Data breaches are becoming more of a daily occurrence. Data is becoming more useful and people are looking for it even using unethical methods. Data is being used to influence decisions and behaviours and we receive news more regularly about some major data breach somewhere. Not long ago, we were shocked that Cambridge Analytica collected Facebook data from millions of people and apparently used it to influence 2016 American elections.
In the modern world, for convenience sake, we are bound to release some information about ourselves or our surroundings online. For instance, we all like how Google Maps helps us around. For Google to improve it, they do take some information from locals to aid in that. But we need to know how much information we release and what’s the consequence of having too much of it out online – knowingly or unknowingly.
How your data may fall into wrong hands
When you are online, you expose yourself to many internet threats. There are people online who will just stop at nothing to get your information. How they’ll use it is another matter, but the aggressiveness they employ to get your data in the first place is just amusing. Here are few ways your data can fall in the wrong hands:
- Hacking – A hacker is an intriguing human being. Hackers are the kind of people who will simply come after your data because you have an online presence. You don’t have to be an important figure in society. You don’t have to be maintaining a sensitive database. You simply need to have any form of online presence and boom! – you are a target. Hackers will look for any loop hole in your online accounts or services you have such as websites and servers and they will exploit it to get information or sabotage operations.
- Tapping – If you are performing any form of transaction online, especially one that involves you logging in to your account, it’s best and safe to do it over an encrypted channel. For websites, this is made possible using SSL certificates – which allow secure communication to the servers via https instead of http. This allows your (and your visitors’) communication to the servers to be encrypted in that even if data is being tapped, it cannot be read as it’s safe.
- Phishing – This is the practice of using false links that resemble the real links to certain websites, especially banking sites, to try and get individuals to submit their login credentials of the legitimate sites. For instance, there are many phishing links that target PayPal login page. Should you access one of this links and enter your PayPal login credentials, they are quickly fetched and used to access the real account. From there, your account is under the mercy of the phisher until action is taken to disrupt their connection. Phishers also send these links via email – with very interesting content and subject you’d want to access the link.
- Social Engineering. Often it’s just small bits of data that hackers are after. Your date of birth, along with your email or mailing address (perhaps listed on your website or Whois information on your domain) could provide a key that a criminal can use to reset your account passwords or gain access to important accounts. For example, back in 2012, hackers compromised Wired staff writer Mat Honan’s digital accounts and deleted all of his computer files just by having critical bits of information about him.
How to safeguard your data against these theats
The above listed techniques are just but a few that are employed to get hold of data. What steps can you take to protect your privacy online? Here, we’ll look at some ways you can reduce chances of being mined of data.

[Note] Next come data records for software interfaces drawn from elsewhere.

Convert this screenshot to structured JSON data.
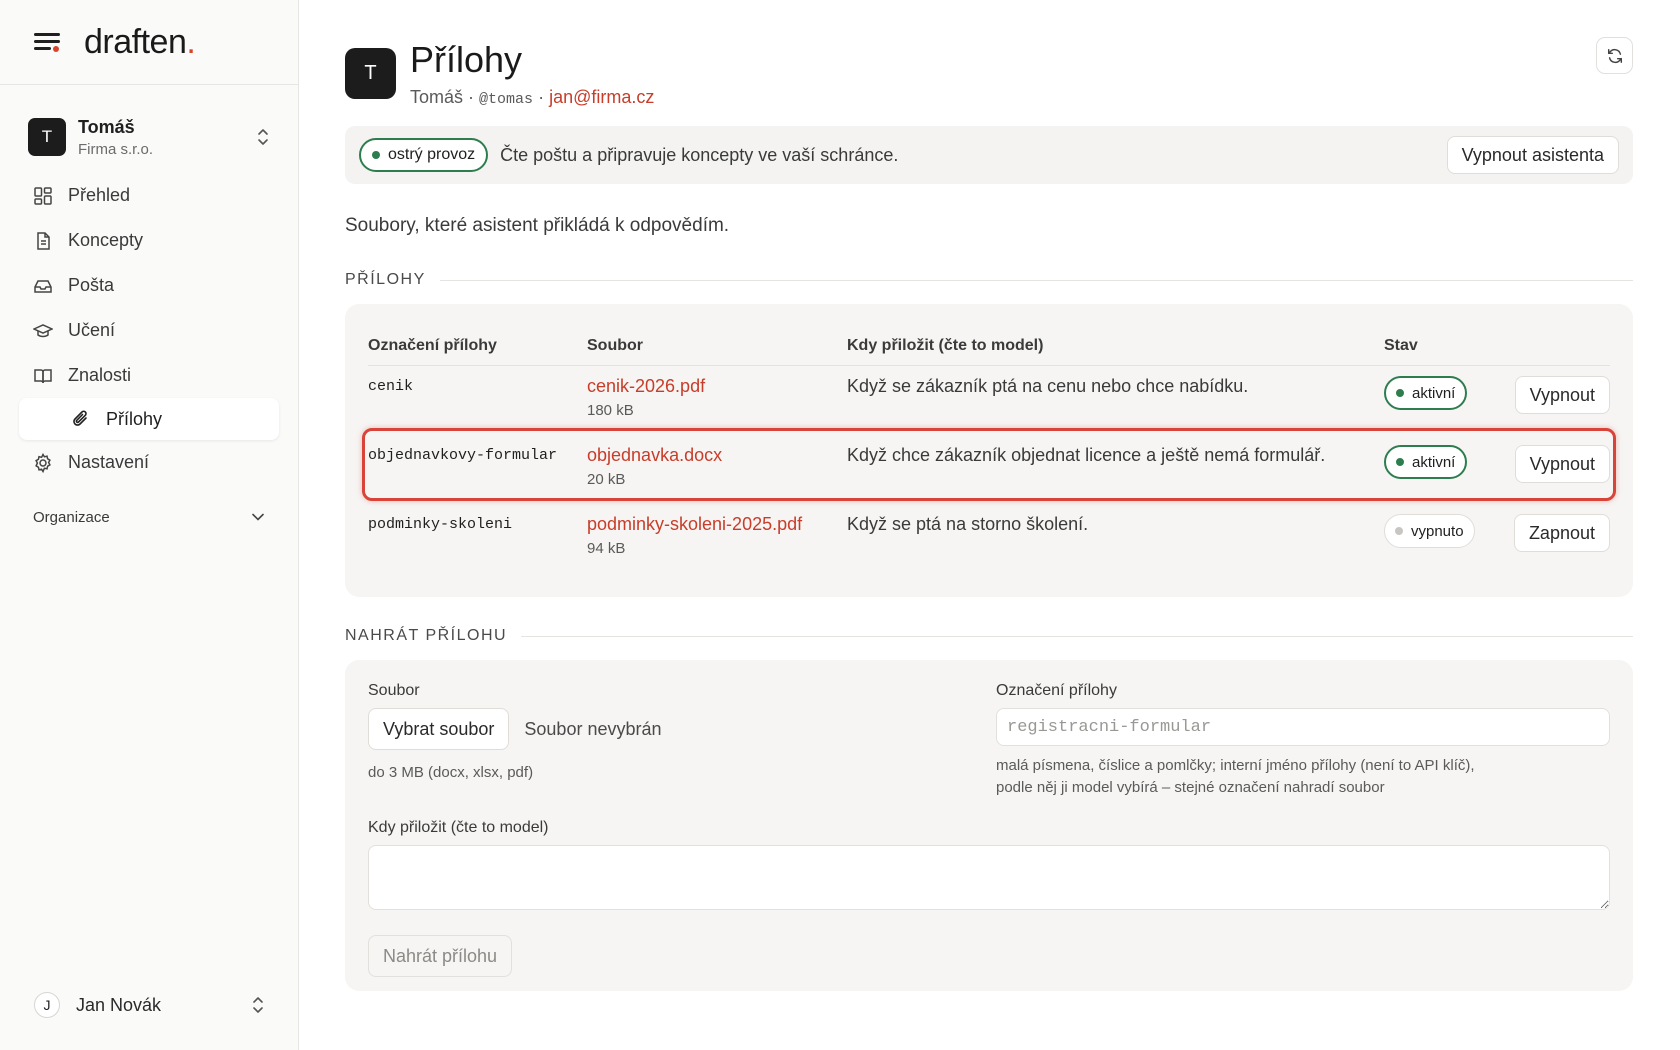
{
  "app": {
    "logo_text": "draften",
    "logo_dot": "."
  },
  "sidebar": {
    "account": {
      "avatar": "T",
      "name": "Tomáš",
      "org": "Firma s.r.o."
    },
    "items": [
      {
        "label": "Přehled",
        "icon": "grid-icon"
      },
      {
        "label": "Koncepty",
        "icon": "document-icon"
      },
      {
        "label": "Pošta",
        "icon": "inbox-icon"
      },
      {
        "label": "Učení",
        "icon": "graduation-cap-icon"
      },
      {
        "label": "Znalosti",
        "icon": "book-icon"
      },
      {
        "label": "Přílohy",
        "icon": "paperclip-icon",
        "active": true
      },
      {
        "label": "Nastavení",
        "icon": "gear-icon"
      }
    ],
    "org_section": "Organizace",
    "user": {
      "avatar": "J",
      "name": "Jan Novák"
    }
  },
  "header": {
    "avatar": "T",
    "title": "Přílohy",
    "name": "Tomáš",
    "sep1": "·",
    "handle": "@tomas",
    "sep2": "·",
    "email": "jan@firma.cz"
  },
  "status": {
    "badge": "ostrý provoz",
    "text": "Čte poštu a připravuje koncepty ve vaší schránce.",
    "button": "Vypnout asistenta"
  },
  "intro": "Soubory, které asistent přikládá k odpovědím.",
  "attachments": {
    "section_title": "PŘÍLOHY",
    "columns": {
      "label": "Označení přílohy",
      "file": "Soubor",
      "when": "Kdy přiložit (čte to model)",
      "state": "Stav"
    },
    "rows": [
      {
        "label": "cenik",
        "file": "cenik-2026.pdf",
        "size": "180 kB",
        "when": "Když se zákazník ptá na cenu nebo chce nabídku.",
        "state": "aktivní",
        "action": "Vypnout"
      },
      {
        "label": "objednavkovy-formular",
        "file": "objednavka.docx",
        "size": "20 kB",
        "when": "Když chce zákazník objednat licence a ještě nemá formulář.",
        "state": "aktivní",
        "action": "Vypnout"
      },
      {
        "label": "podminky-skoleni",
        "file": "podminky-skoleni-2025.pdf",
        "size": "94 kB",
        "when": "Když se ptá na storno školení.",
        "state": "vypnuto",
        "action": "Zapnout"
      }
    ]
  },
  "upload": {
    "section_title": "NAHRÁT PŘÍLOHU",
    "file_label": "Soubor",
    "pick_button": "Vybrat soubor",
    "no_file": "Soubor nevybrán",
    "file_hint": "do 3 MB (docx, xlsx, pdf)",
    "label_label": "Označení přílohy",
    "label_placeholder": "registracni-formular",
    "label_hint_1": "malá písmena, číslice a pomlčky; interní jméno přílohy (není to API klíč),",
    "label_hint_2": "podle něj ji model vybírá – stejné označení nahradí soubor",
    "when_label": "Kdy přiložit (čte to model)",
    "when_value": "",
    "submit": "Nahrát přílohu"
  },
  "colors": {
    "accent": "#c73d2a",
    "active": "#2e7d4f",
    "highlight": "#d8433a"
  }
}
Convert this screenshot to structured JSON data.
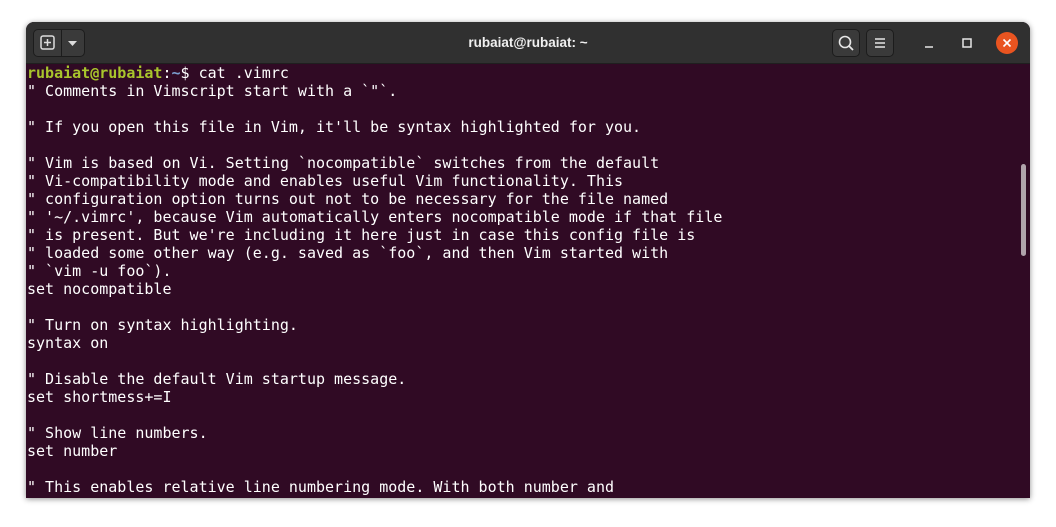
{
  "window": {
    "title": "rubaiat@rubaiat: ~",
    "accent_color": "#e95420",
    "background_color": "#300a24"
  },
  "titlebar": {
    "icons": [
      "new-tab-icon",
      "chevron-down-icon",
      "search-icon",
      "hamburger-menu-icon",
      "minimize-icon",
      "maximize-icon",
      "close-icon"
    ]
  },
  "prompt": {
    "user_host": "rubaiat@rubaiat",
    "separator": ":",
    "path": "~",
    "symbol": "$ ",
    "command": "cat .vimrc"
  },
  "output_lines": [
    "\" Comments in Vimscript start with a `\"`.",
    "",
    "\" If you open this file in Vim, it'll be syntax highlighted for you.",
    "",
    "\" Vim is based on Vi. Setting `nocompatible` switches from the default",
    "\" Vi-compatibility mode and enables useful Vim functionality. This",
    "\" configuration option turns out not to be necessary for the file named",
    "\" '~/.vimrc', because Vim automatically enters nocompatible mode if that file",
    "\" is present. But we're including it here just in case this config file is",
    "\" loaded some other way (e.g. saved as `foo`, and then Vim started with",
    "\" `vim -u foo`).",
    "set nocompatible",
    "",
    "\" Turn on syntax highlighting.",
    "syntax on",
    "",
    "\" Disable the default Vim startup message.",
    "set shortmess+=I",
    "",
    "\" Show line numbers.",
    "set number",
    "",
    "\" This enables relative line numbering mode. With both number and"
  ]
}
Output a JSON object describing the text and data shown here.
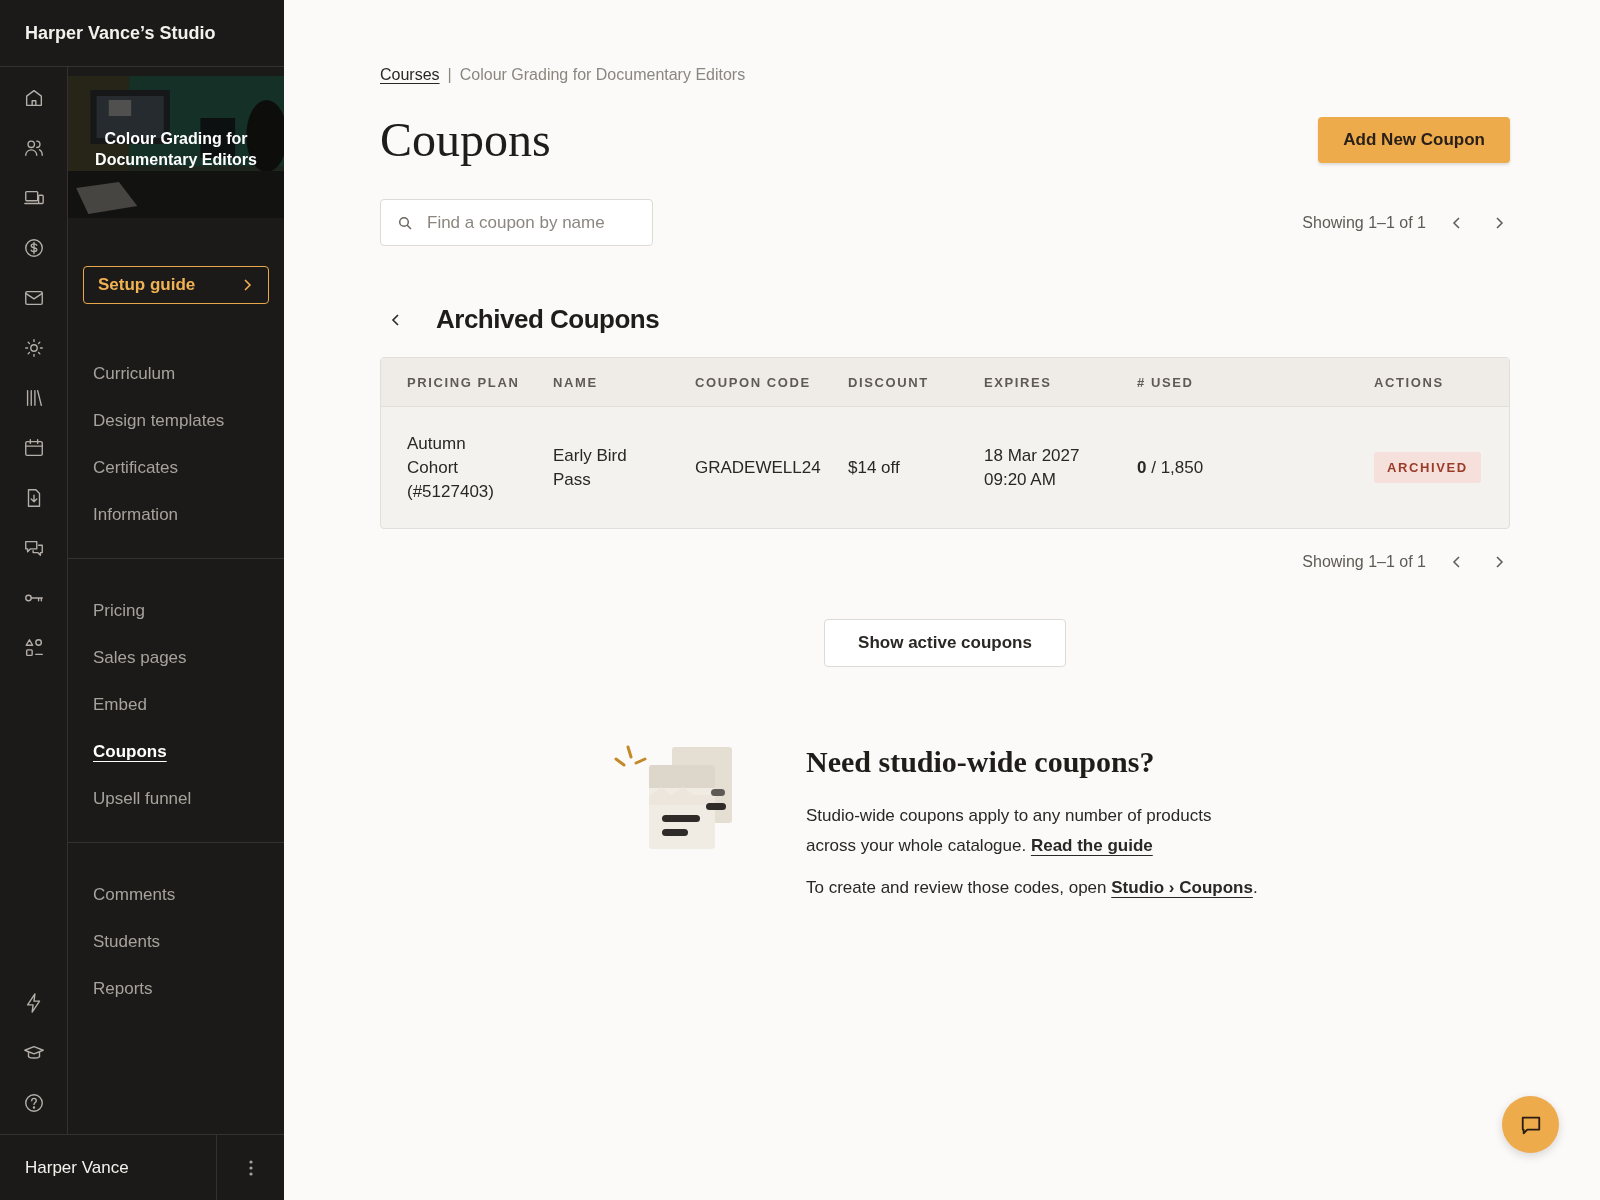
{
  "studio": {
    "title": "Harper Vance’s Studio"
  },
  "course": {
    "title": "Colour Grading for Documentary Editors"
  },
  "setup_guide": {
    "label": "Setup guide"
  },
  "nav_groups": [
    [
      {
        "label": "Curriculum",
        "selected": false
      },
      {
        "label": "Design templates",
        "selected": false
      },
      {
        "label": "Certificates",
        "selected": false
      },
      {
        "label": "Information",
        "selected": false
      }
    ],
    [
      {
        "label": "Pricing",
        "selected": false
      },
      {
        "label": "Sales pages",
        "selected": false
      },
      {
        "label": "Embed",
        "selected": false
      },
      {
        "label": "Coupons",
        "selected": true
      },
      {
        "label": "Upsell funnel",
        "selected": false
      }
    ],
    [
      {
        "label": "Comments",
        "selected": false
      },
      {
        "label": "Students",
        "selected": false
      },
      {
        "label": "Reports",
        "selected": false
      }
    ]
  ],
  "user": {
    "name": "Harper Vance"
  },
  "breadcrumb": {
    "link": "Courses",
    "separator": "|",
    "current": "Colour Grading for Documentary Editors"
  },
  "page_title": "Coupons",
  "add_button": "Add New Coupon",
  "search": {
    "placeholder": "Find a coupon by name"
  },
  "pagination_top": "Showing 1–1 of 1",
  "section_title": "Archived Coupons",
  "table": {
    "columns": [
      "PRICING PLAN",
      "NAME",
      "COUPON CODE",
      "DISCOUNT",
      "EXPIRES",
      "# USED",
      "ACTIONS"
    ],
    "rows": [
      {
        "pricing_plan": "Autumn Cohort (#5127403)",
        "name": "Early Bird Pass",
        "code": "GRADEWELL24",
        "discount": "$14 off",
        "expires": [
          "18 Mar 2027",
          "09:20 AM"
        ],
        "used": "**0** / 1,850",
        "status": "ARCHIVED"
      }
    ]
  },
  "pagination_bottom": "Showing 1–1 of 1",
  "toggle_button": "Show active coupons",
  "promo": {
    "title": "Need studio-wide coupons?",
    "paragraphs": [
      {
        "text": "Studio-wide coupons apply to any number of products across your whole catalogue. ",
        "link": "Read the guide"
      },
      {
        "text": "To create and review those codes, open ",
        "link": "Studio › Coupons",
        "after": "."
      }
    ]
  }
}
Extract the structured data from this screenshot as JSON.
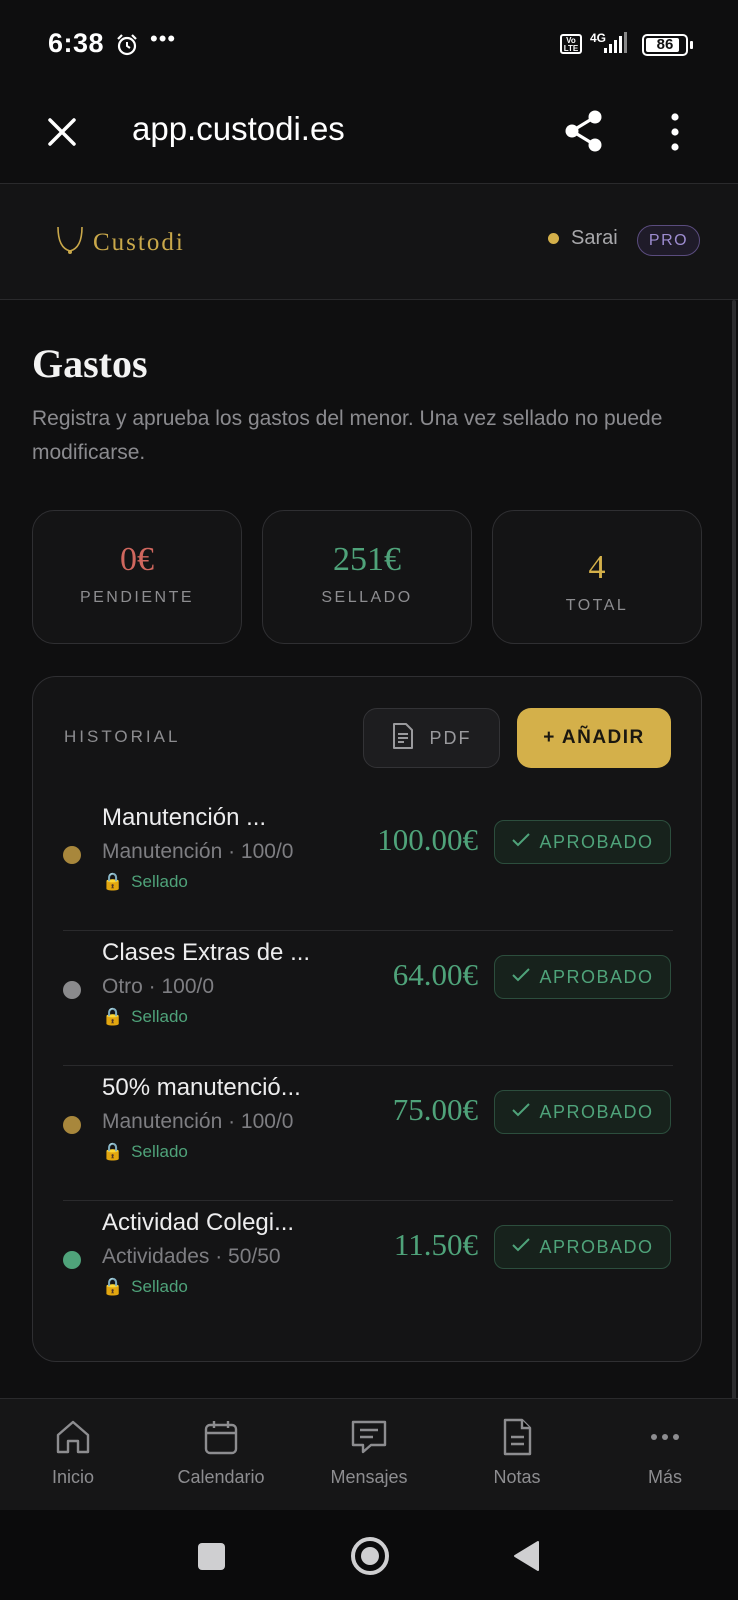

- Protect your email address – An email address is as important as a phone number in most circles in the modern age. It’s also used with online accounts – which provides the more reason to guard it safely. Don’t give your email to everyone who asks for it. Don’t place it where it can be accessed by all. If you have a domain, hide your whois information. If you find yourself dishing out your email so oftenly, consider creating a disposable email address to use with some of the online sites. If you’ll find specific emails crucial, you can update your email on that particular site or set forwarding to receive the important emails in your primary address. This will help you avoid spam mail and safeguard sensitive accounts attached to a particular email address
- Provide minimum information – Some sites will ask for personal information they do not need. Any one who asks for your email address, tax pin, bank account, social security number or ID number needs to be challenged to explain why they need that information. Don’t even share your physical address online. Instead, you can subscribe for P.O. Address and use it for some online forms.
- Avoid giving information to the unknown – This is particularly popular with Online games. Games that require you to connect with your facebook profile or GooglePlus profile should be avoided.
- Be smart with your passwords – Rule 1 with passwords is that you should use strong passwords. The basic definition of strong is a password that is long enough and includes letters (capital and small), numbers and symbols combined. Rule 2 is that you should not use the same password for more that one account. Should you do this and access is gained to one of your accounts, this can be used to access all your accounts. Imagine what harm can be done with that much access!
- Enable two factor authentication – Most websites have a provision for 2FA. Whenever you find this as an option, take it.
These are just a very small highlight of what can be done to enhance your privacy protection online. For a more comprehensive list of measures that can be taken, you can have a look at the 66 privacy tips from Consumer Reports. As they say, do one, some or all. It makes a diffrence!